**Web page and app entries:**
=======

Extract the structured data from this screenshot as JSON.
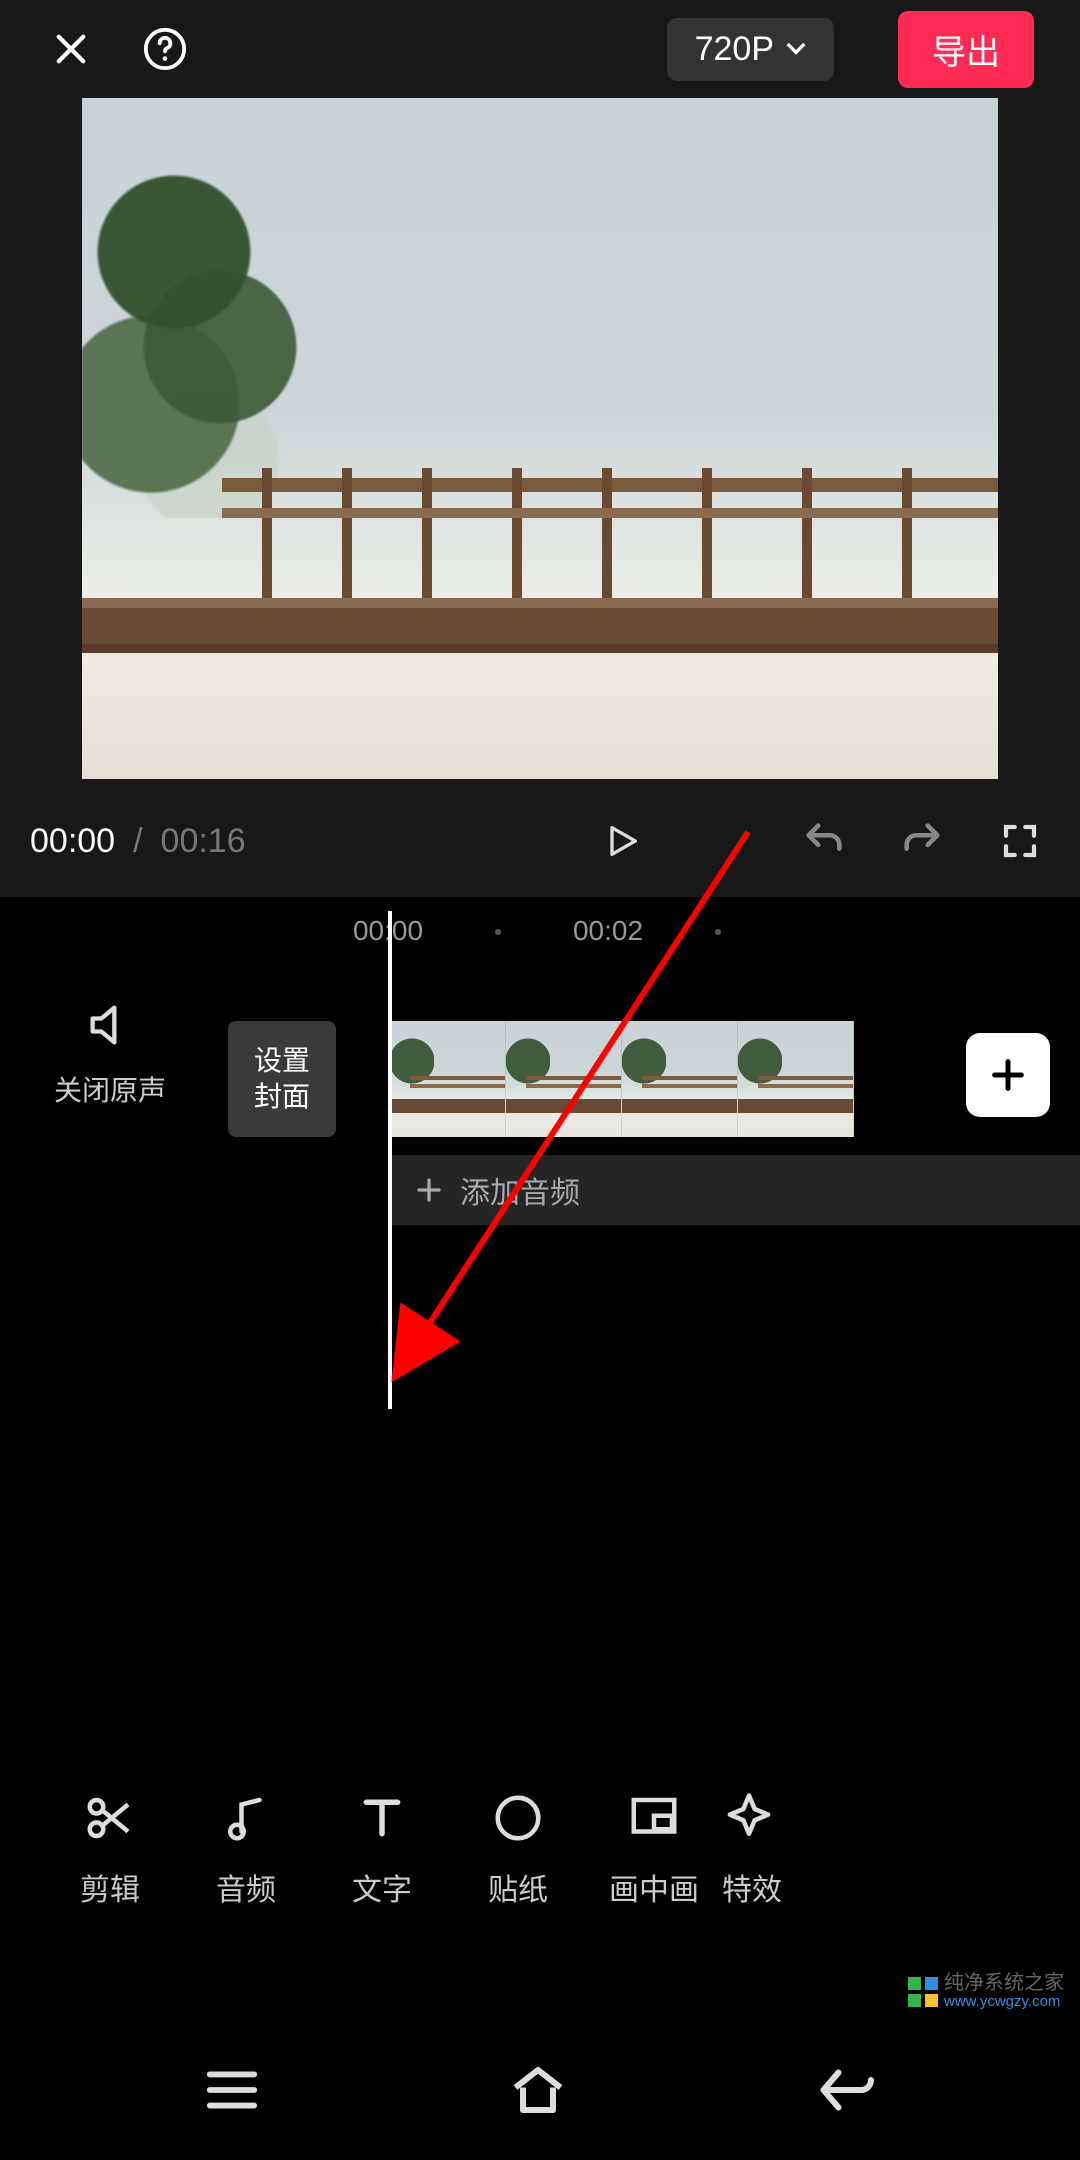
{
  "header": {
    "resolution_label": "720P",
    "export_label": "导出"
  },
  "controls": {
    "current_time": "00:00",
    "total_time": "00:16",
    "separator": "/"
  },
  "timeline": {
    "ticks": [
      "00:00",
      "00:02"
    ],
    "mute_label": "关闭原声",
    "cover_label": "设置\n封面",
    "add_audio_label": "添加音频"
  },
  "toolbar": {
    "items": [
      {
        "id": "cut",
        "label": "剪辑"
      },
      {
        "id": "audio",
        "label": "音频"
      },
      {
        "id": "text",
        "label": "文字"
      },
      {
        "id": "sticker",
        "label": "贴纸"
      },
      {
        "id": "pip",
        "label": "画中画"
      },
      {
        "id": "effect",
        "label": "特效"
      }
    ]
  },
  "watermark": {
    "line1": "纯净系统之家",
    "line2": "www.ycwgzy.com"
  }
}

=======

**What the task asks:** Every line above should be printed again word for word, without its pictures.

**Expected answer:**
Extract the structured data from this screenshot as JSON.
{
  "header": {
    "resolution_label": "720P",
    "export_label": "导出"
  },
  "controls": {
    "current_time": "00:00",
    "total_time": "00:16",
    "separator": "/"
  },
  "timeline": {
    "ticks": [
      "00:00",
      "00:02"
    ],
    "mute_label": "关闭原声",
    "cover_label": "设置\n封面",
    "add_audio_label": "添加音频"
  },
  "toolbar": {
    "items": [
      {
        "id": "cut",
        "label": "剪辑"
      },
      {
        "id": "audio",
        "label": "音频"
      },
      {
        "id": "text",
        "label": "文字"
      },
      {
        "id": "sticker",
        "label": "贴纸"
      },
      {
        "id": "pip",
        "label": "画中画"
      },
      {
        "id": "effect",
        "label": "特效"
      }
    ]
  },
  "watermark": {
    "line1": "纯净系统之家",
    "line2": "www.ycwgzy.com"
  }
}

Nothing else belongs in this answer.